Should a line below contain the word "omnibox", report it.

DATA IN THIS EXERCISE:
======
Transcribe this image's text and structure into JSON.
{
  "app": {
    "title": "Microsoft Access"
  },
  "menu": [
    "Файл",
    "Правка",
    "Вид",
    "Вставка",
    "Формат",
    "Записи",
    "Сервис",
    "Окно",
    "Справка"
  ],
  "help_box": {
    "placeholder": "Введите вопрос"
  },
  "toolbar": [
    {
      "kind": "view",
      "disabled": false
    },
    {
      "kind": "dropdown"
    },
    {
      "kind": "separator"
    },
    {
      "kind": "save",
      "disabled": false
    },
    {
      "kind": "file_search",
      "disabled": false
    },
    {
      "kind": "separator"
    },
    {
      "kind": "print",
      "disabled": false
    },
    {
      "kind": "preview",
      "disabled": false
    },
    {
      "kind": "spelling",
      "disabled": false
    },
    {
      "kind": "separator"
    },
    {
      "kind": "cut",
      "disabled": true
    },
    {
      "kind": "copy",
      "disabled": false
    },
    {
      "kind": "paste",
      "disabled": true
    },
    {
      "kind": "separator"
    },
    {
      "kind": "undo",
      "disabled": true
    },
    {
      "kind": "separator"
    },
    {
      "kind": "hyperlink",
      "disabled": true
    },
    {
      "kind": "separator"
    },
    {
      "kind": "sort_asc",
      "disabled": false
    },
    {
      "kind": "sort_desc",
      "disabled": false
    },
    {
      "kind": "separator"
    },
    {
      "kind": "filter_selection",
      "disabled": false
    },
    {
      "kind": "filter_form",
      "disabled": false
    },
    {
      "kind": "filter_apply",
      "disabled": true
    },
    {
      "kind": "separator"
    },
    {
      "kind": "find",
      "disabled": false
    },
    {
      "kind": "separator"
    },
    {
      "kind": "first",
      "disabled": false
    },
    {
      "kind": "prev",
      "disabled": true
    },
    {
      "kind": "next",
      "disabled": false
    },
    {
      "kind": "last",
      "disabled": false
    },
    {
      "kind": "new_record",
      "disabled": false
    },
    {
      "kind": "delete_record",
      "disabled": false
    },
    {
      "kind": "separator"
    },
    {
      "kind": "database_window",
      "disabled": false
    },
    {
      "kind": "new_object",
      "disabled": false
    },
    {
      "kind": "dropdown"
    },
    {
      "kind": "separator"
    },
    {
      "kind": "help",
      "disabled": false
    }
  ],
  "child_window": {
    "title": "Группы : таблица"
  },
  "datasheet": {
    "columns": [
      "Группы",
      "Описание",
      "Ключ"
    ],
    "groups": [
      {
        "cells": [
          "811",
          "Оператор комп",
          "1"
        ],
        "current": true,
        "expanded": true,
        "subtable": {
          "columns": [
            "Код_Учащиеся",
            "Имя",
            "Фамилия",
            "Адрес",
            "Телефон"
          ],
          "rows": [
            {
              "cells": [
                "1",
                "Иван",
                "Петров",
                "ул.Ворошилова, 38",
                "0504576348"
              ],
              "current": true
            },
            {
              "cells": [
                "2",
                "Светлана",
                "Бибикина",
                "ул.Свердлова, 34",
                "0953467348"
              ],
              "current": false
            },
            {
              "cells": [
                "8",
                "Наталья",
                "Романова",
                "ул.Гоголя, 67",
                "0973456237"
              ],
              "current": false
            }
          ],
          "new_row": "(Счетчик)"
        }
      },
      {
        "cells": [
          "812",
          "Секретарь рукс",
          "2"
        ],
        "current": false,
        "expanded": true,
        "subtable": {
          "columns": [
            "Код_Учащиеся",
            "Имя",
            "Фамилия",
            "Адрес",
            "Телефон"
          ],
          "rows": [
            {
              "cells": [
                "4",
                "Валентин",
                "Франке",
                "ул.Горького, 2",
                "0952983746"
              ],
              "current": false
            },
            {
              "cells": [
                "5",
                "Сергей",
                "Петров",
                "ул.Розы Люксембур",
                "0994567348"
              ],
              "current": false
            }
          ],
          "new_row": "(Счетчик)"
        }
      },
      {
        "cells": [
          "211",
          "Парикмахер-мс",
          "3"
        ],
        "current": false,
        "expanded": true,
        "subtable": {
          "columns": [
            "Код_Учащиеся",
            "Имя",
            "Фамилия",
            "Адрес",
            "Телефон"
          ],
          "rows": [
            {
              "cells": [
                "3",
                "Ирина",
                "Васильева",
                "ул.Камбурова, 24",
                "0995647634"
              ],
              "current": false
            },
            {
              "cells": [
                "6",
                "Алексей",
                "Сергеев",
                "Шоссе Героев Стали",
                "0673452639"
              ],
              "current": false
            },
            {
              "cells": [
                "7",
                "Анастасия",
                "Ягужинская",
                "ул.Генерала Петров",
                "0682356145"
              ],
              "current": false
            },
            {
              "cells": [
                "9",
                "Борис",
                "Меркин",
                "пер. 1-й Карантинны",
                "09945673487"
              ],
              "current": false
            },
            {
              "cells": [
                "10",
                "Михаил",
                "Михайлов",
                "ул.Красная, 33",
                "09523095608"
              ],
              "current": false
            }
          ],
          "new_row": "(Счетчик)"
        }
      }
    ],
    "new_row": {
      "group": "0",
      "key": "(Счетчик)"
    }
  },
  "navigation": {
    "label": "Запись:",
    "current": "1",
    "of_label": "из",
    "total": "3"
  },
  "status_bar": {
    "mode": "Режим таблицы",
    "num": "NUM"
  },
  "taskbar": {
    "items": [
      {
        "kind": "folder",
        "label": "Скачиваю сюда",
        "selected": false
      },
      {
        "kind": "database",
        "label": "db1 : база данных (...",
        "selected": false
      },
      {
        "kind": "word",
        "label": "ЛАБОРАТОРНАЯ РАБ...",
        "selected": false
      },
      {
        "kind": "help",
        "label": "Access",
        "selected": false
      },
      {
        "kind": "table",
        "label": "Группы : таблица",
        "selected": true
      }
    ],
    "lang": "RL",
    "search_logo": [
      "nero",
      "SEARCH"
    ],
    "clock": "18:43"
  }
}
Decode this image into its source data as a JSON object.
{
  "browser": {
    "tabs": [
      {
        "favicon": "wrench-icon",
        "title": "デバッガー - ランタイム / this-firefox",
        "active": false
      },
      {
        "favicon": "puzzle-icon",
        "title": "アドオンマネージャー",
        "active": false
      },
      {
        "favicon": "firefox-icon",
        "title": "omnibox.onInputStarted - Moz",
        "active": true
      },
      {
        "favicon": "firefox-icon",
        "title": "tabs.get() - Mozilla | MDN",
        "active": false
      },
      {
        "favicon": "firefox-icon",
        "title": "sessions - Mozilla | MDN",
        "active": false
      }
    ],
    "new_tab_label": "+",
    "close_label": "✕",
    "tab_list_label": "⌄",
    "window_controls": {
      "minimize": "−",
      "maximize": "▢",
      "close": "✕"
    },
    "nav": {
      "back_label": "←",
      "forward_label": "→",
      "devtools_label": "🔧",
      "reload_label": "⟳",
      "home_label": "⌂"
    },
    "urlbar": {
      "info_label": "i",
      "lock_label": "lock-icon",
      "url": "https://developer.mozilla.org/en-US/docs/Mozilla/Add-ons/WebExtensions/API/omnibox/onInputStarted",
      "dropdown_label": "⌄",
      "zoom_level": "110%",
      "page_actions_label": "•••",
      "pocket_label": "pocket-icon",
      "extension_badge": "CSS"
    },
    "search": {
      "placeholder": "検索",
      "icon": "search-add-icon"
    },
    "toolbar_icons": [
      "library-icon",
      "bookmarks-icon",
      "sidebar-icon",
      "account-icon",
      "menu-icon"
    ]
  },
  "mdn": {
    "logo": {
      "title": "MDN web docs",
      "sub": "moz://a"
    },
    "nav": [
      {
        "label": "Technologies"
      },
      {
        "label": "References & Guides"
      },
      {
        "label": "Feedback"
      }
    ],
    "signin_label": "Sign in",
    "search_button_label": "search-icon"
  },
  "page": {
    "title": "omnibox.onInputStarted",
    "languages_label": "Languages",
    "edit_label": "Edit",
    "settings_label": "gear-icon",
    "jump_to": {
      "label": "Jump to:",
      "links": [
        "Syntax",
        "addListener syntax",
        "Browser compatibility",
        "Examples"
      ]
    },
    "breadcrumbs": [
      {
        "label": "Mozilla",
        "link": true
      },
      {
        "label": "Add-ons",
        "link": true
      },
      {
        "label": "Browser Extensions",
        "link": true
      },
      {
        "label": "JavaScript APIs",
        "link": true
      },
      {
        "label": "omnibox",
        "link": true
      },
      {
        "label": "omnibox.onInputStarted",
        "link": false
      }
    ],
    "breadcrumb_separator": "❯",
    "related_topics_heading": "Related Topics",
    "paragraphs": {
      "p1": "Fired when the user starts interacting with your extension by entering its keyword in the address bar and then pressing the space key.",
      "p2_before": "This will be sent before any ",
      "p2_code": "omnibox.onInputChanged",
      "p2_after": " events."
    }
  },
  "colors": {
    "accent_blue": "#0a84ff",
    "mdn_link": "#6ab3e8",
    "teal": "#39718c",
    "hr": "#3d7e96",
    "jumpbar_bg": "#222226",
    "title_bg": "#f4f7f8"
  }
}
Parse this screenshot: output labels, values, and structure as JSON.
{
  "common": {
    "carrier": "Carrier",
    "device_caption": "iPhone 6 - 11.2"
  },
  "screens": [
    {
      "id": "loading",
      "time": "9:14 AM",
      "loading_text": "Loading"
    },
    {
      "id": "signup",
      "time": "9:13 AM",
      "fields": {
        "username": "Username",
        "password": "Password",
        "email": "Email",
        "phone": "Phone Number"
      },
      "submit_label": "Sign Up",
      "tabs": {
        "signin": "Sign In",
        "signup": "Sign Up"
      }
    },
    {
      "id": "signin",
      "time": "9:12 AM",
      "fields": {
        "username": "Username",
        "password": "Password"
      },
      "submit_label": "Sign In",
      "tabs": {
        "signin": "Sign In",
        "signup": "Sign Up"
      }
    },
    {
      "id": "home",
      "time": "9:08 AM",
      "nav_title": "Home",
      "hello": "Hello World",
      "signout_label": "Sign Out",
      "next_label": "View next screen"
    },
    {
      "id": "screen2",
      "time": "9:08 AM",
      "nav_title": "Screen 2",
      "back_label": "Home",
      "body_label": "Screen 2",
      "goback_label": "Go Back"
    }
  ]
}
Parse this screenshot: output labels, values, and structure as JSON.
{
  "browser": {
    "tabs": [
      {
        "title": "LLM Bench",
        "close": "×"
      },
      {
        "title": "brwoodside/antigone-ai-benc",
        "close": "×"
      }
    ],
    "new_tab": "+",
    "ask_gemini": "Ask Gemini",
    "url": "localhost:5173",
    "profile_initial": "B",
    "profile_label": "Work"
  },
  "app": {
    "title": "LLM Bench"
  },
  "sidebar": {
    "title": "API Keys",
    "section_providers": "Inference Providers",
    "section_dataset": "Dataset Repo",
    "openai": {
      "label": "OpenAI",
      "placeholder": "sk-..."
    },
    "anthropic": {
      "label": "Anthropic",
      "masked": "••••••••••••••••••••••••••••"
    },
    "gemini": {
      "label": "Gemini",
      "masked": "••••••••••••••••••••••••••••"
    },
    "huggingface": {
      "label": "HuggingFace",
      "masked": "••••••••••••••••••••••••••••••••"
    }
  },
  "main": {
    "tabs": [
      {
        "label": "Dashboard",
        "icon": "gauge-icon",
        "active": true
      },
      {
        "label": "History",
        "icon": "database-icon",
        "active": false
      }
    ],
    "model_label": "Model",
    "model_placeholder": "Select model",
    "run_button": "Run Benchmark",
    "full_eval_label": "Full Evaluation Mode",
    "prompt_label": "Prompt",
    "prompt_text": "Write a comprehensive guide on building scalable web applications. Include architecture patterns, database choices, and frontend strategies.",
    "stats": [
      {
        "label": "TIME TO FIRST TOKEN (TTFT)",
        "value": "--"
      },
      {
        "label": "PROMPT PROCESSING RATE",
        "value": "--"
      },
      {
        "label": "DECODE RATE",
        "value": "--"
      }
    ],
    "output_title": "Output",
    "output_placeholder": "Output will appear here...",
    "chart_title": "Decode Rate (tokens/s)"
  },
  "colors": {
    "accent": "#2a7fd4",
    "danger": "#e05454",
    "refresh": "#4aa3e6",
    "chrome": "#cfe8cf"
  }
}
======
FINISHED TASK:
        "title": "omnibox.onInputStarted - Moz",
      "url": "https://developer.mozilla.org/en-US/docs/Mozilla/Add-ons/WebExtensions/API/omnibox/onInputStarted",
    "title": "omnibox.onInputStarted",
        "label": "omnibox",
        "label": "omnibox.onInputStarted",
      "p2_code": "omnibox.onInputChanged",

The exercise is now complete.